Collected data entries:
##############################
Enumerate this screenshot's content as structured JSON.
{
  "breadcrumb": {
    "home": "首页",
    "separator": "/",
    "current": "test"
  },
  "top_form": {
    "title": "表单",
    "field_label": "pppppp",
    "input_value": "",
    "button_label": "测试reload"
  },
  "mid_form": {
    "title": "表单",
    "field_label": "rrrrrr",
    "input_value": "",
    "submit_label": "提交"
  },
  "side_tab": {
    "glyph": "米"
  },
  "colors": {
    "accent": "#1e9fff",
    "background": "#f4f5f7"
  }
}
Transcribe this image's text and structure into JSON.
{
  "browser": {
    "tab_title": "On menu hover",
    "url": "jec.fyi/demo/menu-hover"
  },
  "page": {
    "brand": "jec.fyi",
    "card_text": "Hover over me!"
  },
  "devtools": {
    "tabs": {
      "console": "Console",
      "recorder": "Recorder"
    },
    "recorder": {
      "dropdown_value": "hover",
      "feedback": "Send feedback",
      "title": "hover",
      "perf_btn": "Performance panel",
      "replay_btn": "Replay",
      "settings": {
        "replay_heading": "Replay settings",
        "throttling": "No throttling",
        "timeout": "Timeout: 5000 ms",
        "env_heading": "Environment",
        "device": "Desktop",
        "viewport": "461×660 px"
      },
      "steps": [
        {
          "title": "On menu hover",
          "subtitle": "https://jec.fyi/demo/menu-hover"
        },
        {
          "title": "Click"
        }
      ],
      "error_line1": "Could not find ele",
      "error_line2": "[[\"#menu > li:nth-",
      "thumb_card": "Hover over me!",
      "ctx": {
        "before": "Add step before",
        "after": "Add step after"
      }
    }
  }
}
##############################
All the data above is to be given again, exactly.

Enumerate this screenshot's content as structured JSON.
{
  "breadcrumb": {
    "home": "首页",
    "separator": "/",
    "current": "test"
  },
  "top_form": {
    "title": "表单",
    "field_label": "pppppp",
    "input_value": "",
    "button_label": "测试reload"
  },
  "mid_form": {
    "title": "表单",
    "field_label": "rrrrrr",
    "input_value": "",
    "submit_label": "提交"
  },
  "side_tab": {
    "glyph": "米"
  },
  "colors": {
    "accent": "#1e9fff",
    "background": "#f4f5f7"
  }
}
Transcribe this image's text and structure into JSON.
{
  "browser": {
    "tab_title": "On menu hover",
    "url": "jec.fyi/demo/menu-hover"
  },
  "page": {
    "brand": "jec.fyi",
    "card_text": "Hover over me!"
  },
  "devtools": {
    "tabs": {
      "console": "Console",
      "recorder": "Recorder"
    },
    "recorder": {
      "dropdown_value": "hover",
      "feedback": "Send feedback",
      "title": "hover",
      "perf_btn": "Performance panel",
      "replay_btn": "Replay",
      "settings": {
        "replay_heading": "Replay settings",
        "throttling": "No throttling",
        "timeout": "Timeout: 5000 ms",
        "env_heading": "Environment",
        "device": "Desktop",
        "viewport": "461×660 px"
      },
      "steps": [
        {
          "title": "On menu hover",
          "subtitle": "https://jec.fyi/demo/menu-hover"
        },
        {
          "title": "Click"
        }
      ],
      "error_line1": "Could not find ele",
      "error_line2": "[[\"#menu > li:nth-",
      "thumb_card": "Hover over me!",
      "ctx": {
        "before": "Add step before",
        "after": "Add step after"
      }
    }
  }
}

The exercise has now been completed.